More than 33,000 automobiles travel up and down historic Green Street in Gainesville each day, and heavy trucks account for 16 percent of all traffic, about double the statewide average on similar roads.
Those numbers provide enough information to understand why city officials, planners and public works crews have long wanted to widen and expand the artery running just a sixth of a mile from Academy Street and E.E. Butler Parkway to Ridgewood Avenue and Riverside Drive.
“City staff complains a lot about Green Street to the (Department of Transportation),” Public Works Director David Dockery said.
The road bottlenecks during rush-hour traffic and is prone to flooding during heavy rains.
Now, city officials are armed with details about what a project of this magnitude will entail and the potential complications along the way, including what lies above, below and beyond the road.
“We want it done right from the start,” Councilman George Wangemann said.
Green Street has long been a major connector north to Dahlonega, through the heart of downtown Gainesville, and out to Interstate 985 and points south.
City officials and consultants said it is unknown how many times the road has been repaved or redesigned since its inception more than 100 years ago.
But they do know that changes to the route have followed the evolution of transit in America, from the old horse-and-buggy days to early cars to commercial traffic.
The base of the road has been compromised time and again from traffic and weather, officials said, and there are numerous levels of asphalt, including repaving additions this summer.
Southeastern Engineering Inc. of Marietta conducted a survey and environmental screening along Green Street in recent months. It also tested the condition of asphalt and tracked where utility lines run.
There are no medians and no gutters. Sidewalks and curbs have been eroded by vehicle tires and shoe soles. They’re not compliant with the Americans with Disabilities Act anyhow.
Just two crosswalks, located at each end of the historic stretch that passes by old trees and Southern mansions, are available for pedestrians.
Vegetation could get in the way of widening plans, just as property rights and easements will likely do so, and moving utility lines is also fraught with costs.
Perhaps the biggest remedy needed, however, is also the least surprising.
With cameras running underground and through pipes, it was discovered that sewer and other drainage infrastructure is substandard beneath Green Street.
For example, one pipe was found to be made of clay, a construction practice long outdated.
Councilman Sam Couvillon said in 50 years, of course, the next generation will be wondering “why in the world” we “were using concrete.”
Fixing or replacing the drainage system will be a monumental task in its own right.
Existing pipes could be filled with concrete, for instance, rather than the costlier and timelier endeavor of removing them entirely.
“Sounds like a good SPLOST project,” Wangemann said.
“Or stormwater utility,” Mayor Danny Dunagan countered.
But a proposed “rain tax” in Gainesville to fund stormwater infrastructure upgrades was shot down late last year, but may not be dead forever.

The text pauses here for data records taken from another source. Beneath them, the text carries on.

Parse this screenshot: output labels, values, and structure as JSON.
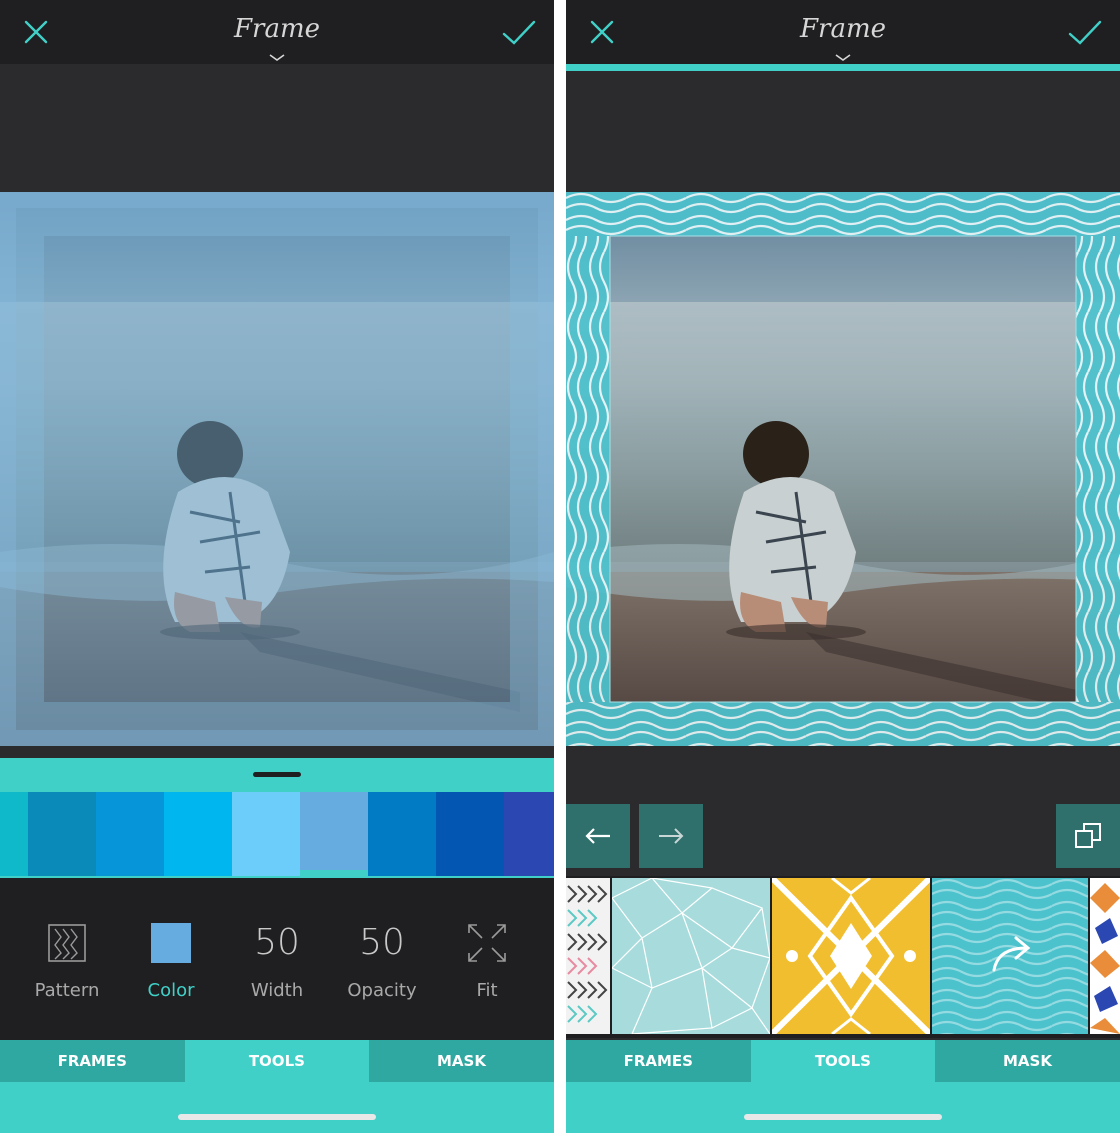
{
  "left": {
    "title": "Frame",
    "icons": {
      "close": "close-icon",
      "confirm": "check-icon",
      "expand": "chevron-down-icon"
    },
    "swatch_colors": [
      "#0fb9c9",
      "#0a8ab8",
      "#0595d8",
      "#00b6ef",
      "#6ccdfa",
      "#66ace0",
      "#017bc4",
      "#0357b3",
      "#2b47b2"
    ],
    "selected_swatch": 5,
    "tools": [
      {
        "label": "Pattern",
        "icon": "pattern-icon"
      },
      {
        "label": "Color",
        "icon": "color-swatch-icon",
        "active": true
      },
      {
        "label": "Width",
        "value": "50"
      },
      {
        "label": "Opacity",
        "value": "50"
      },
      {
        "label": "Fit",
        "icon": "expand-arrows-icon"
      }
    ],
    "tabs": [
      "FRAMES",
      "TOOLS",
      "MASK"
    ],
    "active_tab": "TOOLS"
  },
  "right": {
    "title": "Frame",
    "icons": {
      "close": "close-icon",
      "confirm": "check-icon",
      "expand": "chevron-down-icon",
      "back": "arrow-left-icon",
      "forward": "arrow-right-icon",
      "copy": "copy-icon",
      "share": "share-arrow-icon"
    },
    "pattern_tiles": [
      "arrows-pattern",
      "triangles-pattern",
      "yellow-geometric-pattern",
      "wave-pattern",
      "blue-orange-pattern"
    ],
    "tabs": [
      "FRAMES",
      "TOOLS",
      "MASK"
    ],
    "active_tab": "TOOLS"
  },
  "colors": {
    "accent": "#40d0c8",
    "tab": "#2ea8a0",
    "topbar": "#1f1f21",
    "background": "#2b2b2d"
  }
}
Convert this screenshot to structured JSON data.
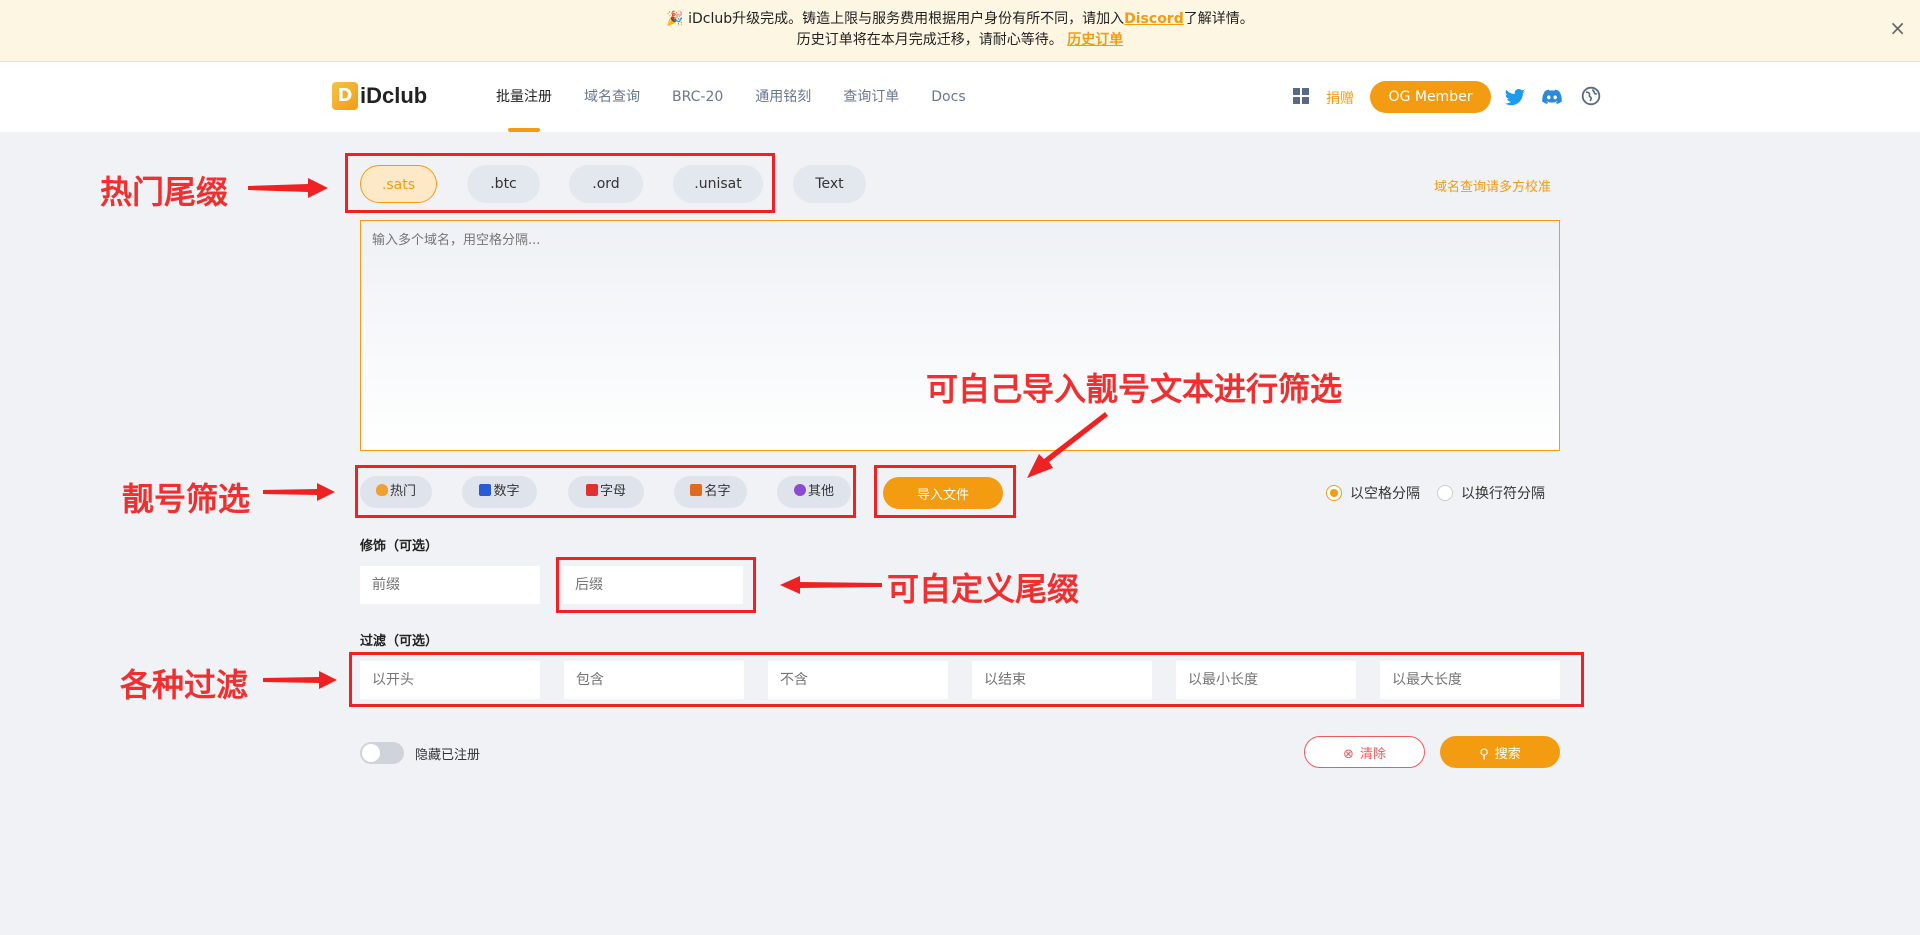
{
  "banner": {
    "line1_pre": "🎉 iDclub升级完成。铸造上限与服务费用根据用户身份有所不同，请加入",
    "line1_link": "Discord",
    "line1_post": "了解详情。",
    "line2_pre": "历史订单将在本月完成迁移，请耐心等待。",
    "line2_link": "历史订单",
    "close": "×"
  },
  "header": {
    "logo_mark": "D",
    "logo_text": "iDclub",
    "nav": [
      "批量注册",
      "域名查询",
      "BRC-20",
      "通用铭刻",
      "查询订单",
      "Docs"
    ],
    "donate": "捐赠",
    "og_member": "OG Member"
  },
  "annotations": {
    "hot_suffix": "热门尾缀",
    "import_text": "可自己导入靓号文本进行筛选",
    "nice_filter": "靓号筛选",
    "custom_suffix": "可自定义尾缀",
    "various_filter": "各种过滤"
  },
  "suffixes": [
    ".sats",
    ".btc",
    ".ord",
    ".unisat",
    "Text"
  ],
  "hint": "域名查询请多方校准",
  "textarea_placeholder": "输入多个域名，用空格分隔...",
  "filters": [
    {
      "label": "热门",
      "icon": "fire-icon",
      "color": "#f0a030"
    },
    {
      "label": "数字",
      "icon": "number-icon",
      "color": "#2a5bd7"
    },
    {
      "label": "字母",
      "icon": "letter-icon",
      "color": "#e03030"
    },
    {
      "label": "名字",
      "icon": "book-icon",
      "color": "#e06a20"
    },
    {
      "label": "其他",
      "icon": "person-icon",
      "color": "#8a4bd0"
    }
  ],
  "import_button": "导入文件",
  "separators": [
    {
      "label": "以空格分隔",
      "selected": true
    },
    {
      "label": "以换行符分隔",
      "selected": false
    }
  ],
  "decorate": {
    "title": "修饰（可选）",
    "prefix_placeholder": "前缀",
    "suffix_placeholder": "后缀"
  },
  "filter_section": {
    "title": "过滤（可选）",
    "fields": [
      "以开头",
      "包含",
      "不含",
      "以结束",
      "以最小长度",
      "以最大长度"
    ]
  },
  "hide_registered": "隐藏已注册",
  "clear_button": "清除",
  "search_button": "搜索",
  "colors": {
    "accent": "#f39c12",
    "annotation": "#ee2222"
  }
}
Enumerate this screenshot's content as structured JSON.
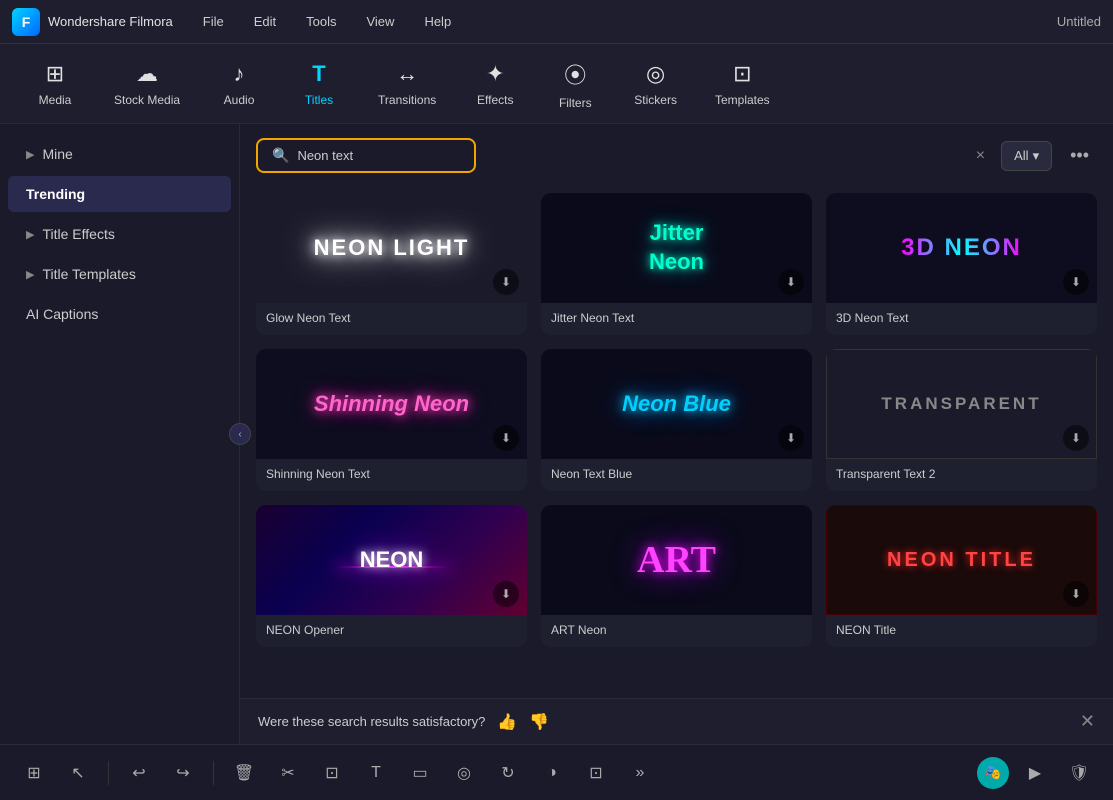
{
  "app": {
    "name": "Wondershare Filmora",
    "window_title": "Untitled"
  },
  "menu": {
    "items": [
      "File",
      "Edit",
      "Tools",
      "View",
      "Help"
    ]
  },
  "toolbar": {
    "items": [
      {
        "id": "media",
        "label": "Media",
        "icon": "⊞"
      },
      {
        "id": "stock-media",
        "label": "Stock Media",
        "icon": "☁"
      },
      {
        "id": "audio",
        "label": "Audio",
        "icon": "♪"
      },
      {
        "id": "titles",
        "label": "Titles",
        "icon": "T",
        "active": true
      },
      {
        "id": "transitions",
        "label": "Transitions",
        "icon": "↔"
      },
      {
        "id": "effects",
        "label": "Effects",
        "icon": "✦"
      },
      {
        "id": "filters",
        "label": "Filters",
        "icon": "⦿"
      },
      {
        "id": "stickers",
        "label": "Stickers",
        "icon": "◎"
      },
      {
        "id": "templates",
        "label": "Templates",
        "icon": "⊡"
      }
    ]
  },
  "sidebar": {
    "items": [
      {
        "id": "mine",
        "label": "Mine",
        "has_chevron": true
      },
      {
        "id": "trending",
        "label": "Trending",
        "active": true
      },
      {
        "id": "title-effects",
        "label": "Title Effects",
        "has_chevron": true
      },
      {
        "id": "title-templates",
        "label": "Title Templates",
        "has_chevron": true
      },
      {
        "id": "ai-captions",
        "label": "AI Captions"
      }
    ]
  },
  "search": {
    "value": "Neon text",
    "placeholder": "Neon text",
    "filter_label": "All",
    "clear_label": "×"
  },
  "grid": {
    "items": [
      {
        "id": "glow-neon",
        "label": "Glow Neon Text",
        "thumb_type": "neon-light"
      },
      {
        "id": "jitter-neon",
        "label": "Jitter Neon Text",
        "thumb_type": "jitter-neon"
      },
      {
        "id": "3d-neon",
        "label": "3D Neon Text",
        "thumb_type": "3d-neon"
      },
      {
        "id": "shinning-neon",
        "label": "Shinning Neon Text",
        "thumb_type": "shinning-neon"
      },
      {
        "id": "neon-blue",
        "label": "Neon Text Blue",
        "thumb_type": "neon-blue"
      },
      {
        "id": "transparent-text",
        "label": "Transparent Text 2",
        "thumb_type": "transparent"
      },
      {
        "id": "neon-opener",
        "label": "NEON Opener",
        "thumb_type": "neon-opener"
      },
      {
        "id": "art-neon",
        "label": "ART Neon",
        "thumb_type": "art"
      },
      {
        "id": "neon-title",
        "label": "NEON Title",
        "thumb_type": "neon-title"
      }
    ]
  },
  "feedback": {
    "text": "Were these search results satisfactory?",
    "thumbs_up": "👍",
    "thumbs_down": "👎"
  },
  "bottom_toolbar": {
    "buttons": [
      {
        "id": "grid-view",
        "icon": "⊞"
      },
      {
        "id": "select",
        "icon": "↖"
      },
      {
        "id": "undo",
        "icon": "↩"
      },
      {
        "id": "redo",
        "icon": "↪"
      },
      {
        "id": "delete",
        "icon": "⊡"
      },
      {
        "id": "cut",
        "icon": "✂"
      },
      {
        "id": "crop",
        "icon": "⊞"
      },
      {
        "id": "text",
        "icon": "T"
      },
      {
        "id": "transform",
        "icon": "▭"
      },
      {
        "id": "mask",
        "icon": "◎"
      },
      {
        "id": "rotate",
        "icon": "↻"
      },
      {
        "id": "palette",
        "icon": "◑"
      },
      {
        "id": "export",
        "icon": "⊡"
      },
      {
        "id": "more",
        "icon": "»"
      }
    ]
  }
}
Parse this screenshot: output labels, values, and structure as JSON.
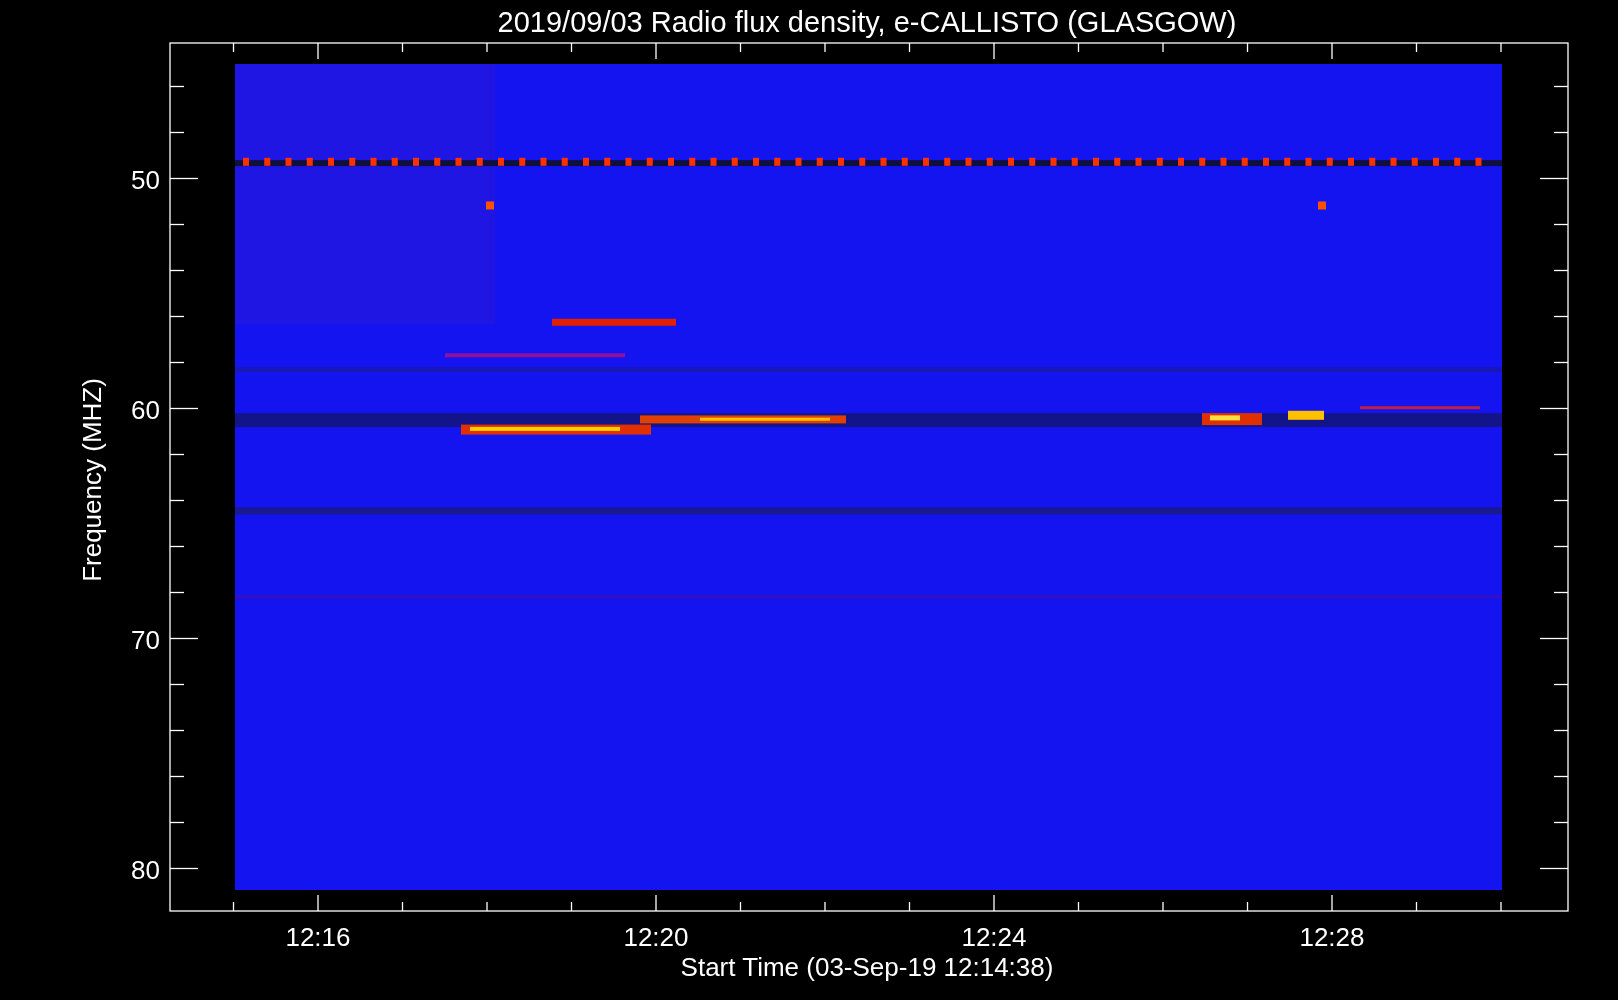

The city has about 170 miles of pipe, the vast majority of which is corrugated metal and reinforced concrete. There are 222 detention ponds, about 4,500 catch basins, about 5,000 head/end walls and about 1,700 junction boxes.
City officials have warned that aging pipes, such as what exists under Green Street, are responsible for costly road washouts, and new state and federal water quality regulations have prompted the need for a self-sustaining fee program.
The original fee proposal called for charging $1 for every 1,000 square feet of impervious surface on residential, commercial, nonprofit and government property.
There are more than 124 million square feet of impervious surfaces in Gainesville alone.
City officials said they expect to receive concept plans and guidelines for feasibility studies from the Georgia Department of Transportation in the coming months.
City officials will then begin reviewing the many possible ideas for redesigning the road.
Engineering consultants said full-depth reclamation should be considered in this process.
When it comes time for construction, city officials might hope some kind of bypass is in place.
They are already looking at the possibility of using existing streets to help steer traffic around Green Street.
This includes using state routes to connect Thompson Bridge Road to Limestone Parkway, Jesse Jewell Parkway and Interstate 985.
This project would call for widening and realigning Oak Tree Drive, which is between Thompson Bridge Road and Riverside Drive, as well as adding a roundabout and a traffic light.
But that might not solve the whole problem.
“I can’t imagine the traffic congestion when we decide to fix (Green Street),” Dunagan said.